Just a few highlights. In Sitka we went whale watching on a small boat. Less than a half mile out of harbor we were in the middle of a whale orgy. Humpbacks were popping up everywhere around the boat. I stopped counting after 30 or so. A once in a lifetime thrill. Going in and out of the harbor, there were otters, mammoth sea lions cavorting on huge buoys and bald eagles soaring overhead. Away from the harbor there is the Raptor Recovery Center a worthwhile side trip where you get to see these magnificent birds up close and personal, the high point is when a staff member comes inside with a fully grown bald eagle perched on his arm-its more that half the height of the person. Jaw drops again.
In nearly all of these ports your cruise line will offer various sea plane or helicopter excursions that fly over or land on glaciers. Without question these are worth doing but they are deservedly expensive. We opted for a helicopter ride that landed on a glacier, where there was a dog sledding encampment, the dogs getting a little vacation from the Iditarod.

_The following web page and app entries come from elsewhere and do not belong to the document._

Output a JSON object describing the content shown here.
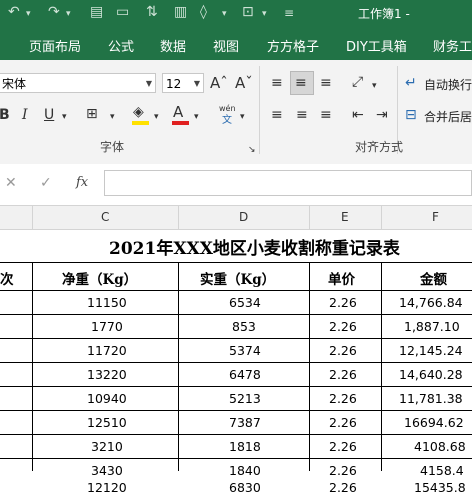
{
  "window": {
    "title": "工作簿1 -"
  },
  "ribbon_tabs": [
    "页面布局",
    "公式",
    "数据",
    "视图",
    "方方格子",
    "DIY工具箱",
    "财务工"
  ],
  "font_group": {
    "font_name": "宋体",
    "font_size": "12",
    "label": "字体",
    "bold": "B",
    "italic": "I",
    "underline": "U",
    "grow": "Aˆ",
    "shrink": "Aˇ",
    "wen": "wén",
    "wen2": "文",
    "font_color_letter": "A",
    "colors": {
      "highlight": "#ffe100",
      "font_color": "#e02020"
    }
  },
  "align_group": {
    "label": "对齐方式",
    "wrap_text": "自动换行",
    "merge_center": "合并后居"
  },
  "formula_bar": {
    "cancel": "✕",
    "confirm": "✓",
    "fx": "fx",
    "value": ""
  },
  "columns": [
    "C",
    "D",
    "E",
    "F"
  ],
  "sheet": {
    "title": "2021年XXX地区小麦收割称重记录表",
    "headers": [
      "次",
      "净重（Kg）",
      "实重（Kg）",
      "单价",
      "金额"
    ],
    "rows": [
      [
        "",
        "11150",
        "6534",
        "2.26",
        "14,766.84"
      ],
      [
        "",
        "1770",
        "853",
        "2.26",
        "1,887.10"
      ],
      [
        "",
        "11720",
        "5374",
        "2.26",
        "12,145.24"
      ],
      [
        "",
        "13220",
        "6478",
        "2.26",
        "14,640.28"
      ],
      [
        "",
        "10940",
        "5213",
        "2.26",
        "11,781.38"
      ],
      [
        "",
        "12510",
        "7387",
        "2.26",
        "16694.62"
      ],
      [
        "",
        "3210",
        "1818",
        "2.26",
        "4108.68"
      ],
      [
        "",
        "3430",
        "1840",
        "2.26",
        "4158.4"
      ],
      [
        "",
        "12120",
        "6830",
        "2.26",
        "15435.8"
      ]
    ]
  }
}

There we got to go on a dog sled ride, through a perfect turquoise blue glacier field. Glacier ice turns a vivid blue. Taking the helicopter through mountainous passes and ravines is another awe inspiring experience. Costs of these excursions range from $200-$600 per person. Ours cost the later. It was worth every penny, really, you will never forget it.
There were a couple of other excusions I would like to single out. First is the Chilkoot Horseback tour, a 3 hour ride through the Tongass National Forest, which is believer or not a rainforest, friendly horses, good guides, bring bug spray. This is Skagway. And most of all the Tatoosh Islands sea kayaking tour, this run by Jared of Southeast Exposures. This in Ketchikan. Here just 5 of us paddled kayaks for 3 hours around these pristine islands, getting real close to bald eagle nests, see otters, and the occasional marine mammal. The quiet and beauty of this was sublime.
So in Alaska, get off the cruise ship and into the woods or ice or ocean. But be prepared to pay for it.
That said, I can’t imagine a better highend cruise line the Silversea. People can nitpick here forever, on he differences between Silversea and Seabourn for example. High end, all inclusive cruises are very similar. Stellar service, good food, free liquor, gorgeous comfortable cabins, all again at a price, but worth it. Read Less